[Work to be completed]
Exact repetition of the data is the whole task.

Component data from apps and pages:
-----

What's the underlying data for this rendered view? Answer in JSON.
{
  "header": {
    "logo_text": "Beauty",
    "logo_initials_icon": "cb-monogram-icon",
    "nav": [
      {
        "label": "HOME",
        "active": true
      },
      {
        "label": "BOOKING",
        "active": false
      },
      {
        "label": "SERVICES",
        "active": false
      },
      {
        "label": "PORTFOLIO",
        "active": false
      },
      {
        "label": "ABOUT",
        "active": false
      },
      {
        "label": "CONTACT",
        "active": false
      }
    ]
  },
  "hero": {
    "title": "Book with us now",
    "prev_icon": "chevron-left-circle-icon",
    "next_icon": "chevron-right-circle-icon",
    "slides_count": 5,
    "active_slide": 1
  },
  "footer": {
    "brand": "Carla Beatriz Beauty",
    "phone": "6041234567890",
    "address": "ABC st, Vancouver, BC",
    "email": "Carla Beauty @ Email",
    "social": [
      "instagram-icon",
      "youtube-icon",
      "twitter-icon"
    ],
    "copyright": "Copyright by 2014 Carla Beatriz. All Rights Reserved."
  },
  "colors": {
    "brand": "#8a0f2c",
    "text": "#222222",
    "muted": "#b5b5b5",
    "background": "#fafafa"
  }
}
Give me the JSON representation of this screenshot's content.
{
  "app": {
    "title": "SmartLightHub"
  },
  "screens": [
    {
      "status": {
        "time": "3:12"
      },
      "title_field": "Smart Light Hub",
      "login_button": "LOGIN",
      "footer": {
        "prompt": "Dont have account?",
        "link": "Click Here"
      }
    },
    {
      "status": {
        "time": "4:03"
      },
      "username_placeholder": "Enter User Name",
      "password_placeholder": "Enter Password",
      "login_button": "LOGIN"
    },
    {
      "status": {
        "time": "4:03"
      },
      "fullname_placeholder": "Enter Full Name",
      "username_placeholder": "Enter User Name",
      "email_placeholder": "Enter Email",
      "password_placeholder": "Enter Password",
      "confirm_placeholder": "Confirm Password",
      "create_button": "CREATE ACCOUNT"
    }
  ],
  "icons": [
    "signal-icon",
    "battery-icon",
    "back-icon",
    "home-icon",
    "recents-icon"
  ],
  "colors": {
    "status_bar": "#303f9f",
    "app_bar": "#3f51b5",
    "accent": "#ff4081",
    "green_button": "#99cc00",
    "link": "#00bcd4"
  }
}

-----

[Final answer]
What's the underlying data for this rendered view? Answer in JSON.
{
  "header": {
    "logo_text": "Beauty",
    "logo_initials_icon": "cb-monogram-icon",
    "nav": [
      {
        "label": "HOME",
        "active": true
      },
      {
        "label": "BOOKING",
        "active": false
      },
      {
        "label": "SERVICES",
        "active": false
      },
      {
        "label": "PORTFOLIO",
        "active": false
      },
      {
        "label": "ABOUT",
        "active": false
      },
      {
        "label": "CONTACT",
        "active": false
      }
    ]
  },
  "hero": {
    "title": "Book with us now",
    "prev_icon": "chevron-left-circle-icon",
    "next_icon": "chevron-right-circle-icon",
    "slides_count": 5,
    "active_slide": 1
  },
  "footer": {
    "brand": "Carla Beatriz Beauty",
    "phone": "6041234567890",
    "address": "ABC st, Vancouver, BC",
    "email": "Carla Beauty @ Email",
    "social": [
      "instagram-icon",
      "youtube-icon",
      "twitter-icon"
    ],
    "copyright": "Copyright by 2014 Carla Beatriz. All Rights Reserved."
  },
  "colors": {
    "brand": "#8a0f2c",
    "text": "#222222",
    "muted": "#b5b5b5",
    "background": "#fafafa"
  }
}
Give me the JSON representation of this screenshot's content.
{
  "app": {
    "title": "SmartLightHub"
  },
  "screens": [
    {
      "status": {
        "time": "3:12"
      },
      "title_field": "Smart Light Hub",
      "login_button": "LOGIN",
      "footer": {
        "prompt": "Dont have account?",
        "link": "Click Here"
      }
    },
    {
      "status": {
        "time": "4:03"
      },
      "username_placeholder": "Enter User Name",
      "password_placeholder": "Enter Password",
      "login_button": "LOGIN"
    },
    {
      "status": {
        "time": "4:03"
      },
      "fullname_placeholder": "Enter Full Name",
      "username_placeholder": "Enter User Name",
      "email_placeholder": "Enter Email",
      "password_placeholder": "Enter Password",
      "confirm_placeholder": "Confirm Password",
      "create_button": "CREATE ACCOUNT"
    }
  ],
  "icons": [
    "signal-icon",
    "battery-icon",
    "back-icon",
    "home-icon",
    "recents-icon"
  ],
  "colors": {
    "status_bar": "#303f9f",
    "app_bar": "#3f51b5",
    "accent": "#ff4081",
    "green_button": "#99cc00",
    "link": "#00bcd4"
  }
}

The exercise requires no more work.